PIA10081: Saturn’s Recycling Rings

 Saturn's Recycling Rings

Medium-Res JPEG

Full-Res JPEG (1.357 MB)

Full-Res TIFF (32.3 MB)


This is an artist concept of a close-up view of Saturn’s ring particles. The planet Saturn is seen in the background (yellow and brown). The particles (blue) are composed mostly of ice, but are not uniform. They clump together to form elongated, curved aggregates, continually forming and dispersing. The space between the clumps is mostly empty. The largest individual particles shown are a few meters (yards) across. Image by Marty Peterson, based on a 1984 image by William K. Hartmann. Hartmann’s image illustrated early research by Stuart Weidenschilling and co-workers at the Planetary Science Insitute, on dynamical ephemeral bodies in Saturn’s rings.

The Cassini-Huygens mission is a cooperative project of NASA, the European Space Agency and the Italian Space Agency. The Jet Propulsion Laboratory, a division of the California Institute of Technology in Pasadena, manages the mission for NASA’s Science Mission Directorate, Washington, D.C. The Cassini orbiter was designed, developed and assembled at JPL. The ultraviolet imaging spectrograph was designed and built at, and the team is based at the University of Colorado, Boulder.
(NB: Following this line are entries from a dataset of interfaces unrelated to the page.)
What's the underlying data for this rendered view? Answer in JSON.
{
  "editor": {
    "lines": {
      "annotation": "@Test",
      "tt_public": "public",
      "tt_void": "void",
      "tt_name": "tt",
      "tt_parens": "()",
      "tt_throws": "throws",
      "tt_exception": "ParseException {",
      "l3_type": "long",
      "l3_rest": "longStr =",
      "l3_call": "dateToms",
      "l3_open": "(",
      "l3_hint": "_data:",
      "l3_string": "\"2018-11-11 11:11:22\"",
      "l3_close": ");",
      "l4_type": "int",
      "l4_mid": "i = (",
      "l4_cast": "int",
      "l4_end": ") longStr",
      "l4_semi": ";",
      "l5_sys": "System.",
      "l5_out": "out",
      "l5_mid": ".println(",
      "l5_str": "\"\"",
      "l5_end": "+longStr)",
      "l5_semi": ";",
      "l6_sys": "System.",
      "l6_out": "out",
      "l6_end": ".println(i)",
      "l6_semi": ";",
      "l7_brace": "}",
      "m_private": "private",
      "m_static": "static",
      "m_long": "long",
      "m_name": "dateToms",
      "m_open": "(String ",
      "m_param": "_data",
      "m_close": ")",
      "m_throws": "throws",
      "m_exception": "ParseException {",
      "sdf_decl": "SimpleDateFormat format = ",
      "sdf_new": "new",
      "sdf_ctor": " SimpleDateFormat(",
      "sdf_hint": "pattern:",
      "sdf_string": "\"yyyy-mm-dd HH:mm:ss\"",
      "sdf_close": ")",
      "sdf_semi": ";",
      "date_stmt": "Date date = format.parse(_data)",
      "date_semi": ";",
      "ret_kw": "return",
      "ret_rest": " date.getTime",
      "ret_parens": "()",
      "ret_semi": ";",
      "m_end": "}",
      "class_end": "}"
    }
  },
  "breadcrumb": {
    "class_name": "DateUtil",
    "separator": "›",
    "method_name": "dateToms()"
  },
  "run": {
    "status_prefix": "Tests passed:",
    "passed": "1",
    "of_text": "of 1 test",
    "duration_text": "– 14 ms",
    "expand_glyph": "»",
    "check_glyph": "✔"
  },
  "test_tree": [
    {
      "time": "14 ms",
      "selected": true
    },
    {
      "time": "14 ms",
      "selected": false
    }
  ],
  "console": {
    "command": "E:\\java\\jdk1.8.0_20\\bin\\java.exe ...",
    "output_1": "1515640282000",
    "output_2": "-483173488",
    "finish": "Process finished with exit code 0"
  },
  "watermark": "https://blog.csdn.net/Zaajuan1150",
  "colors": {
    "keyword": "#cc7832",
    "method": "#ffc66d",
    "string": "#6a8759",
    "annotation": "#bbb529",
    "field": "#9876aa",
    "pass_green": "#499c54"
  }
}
For more information about the Cassini-Huygens mission visit saturn.jpl.nasa.gov. The ultraviolet imaging spectrograph team home page is at lasp.colorado.edu/home/cassini.

Image Credit: NASA/JPL/University of Colorado

Source: NASA’s Planetary Photojournal: Image No. PIA10081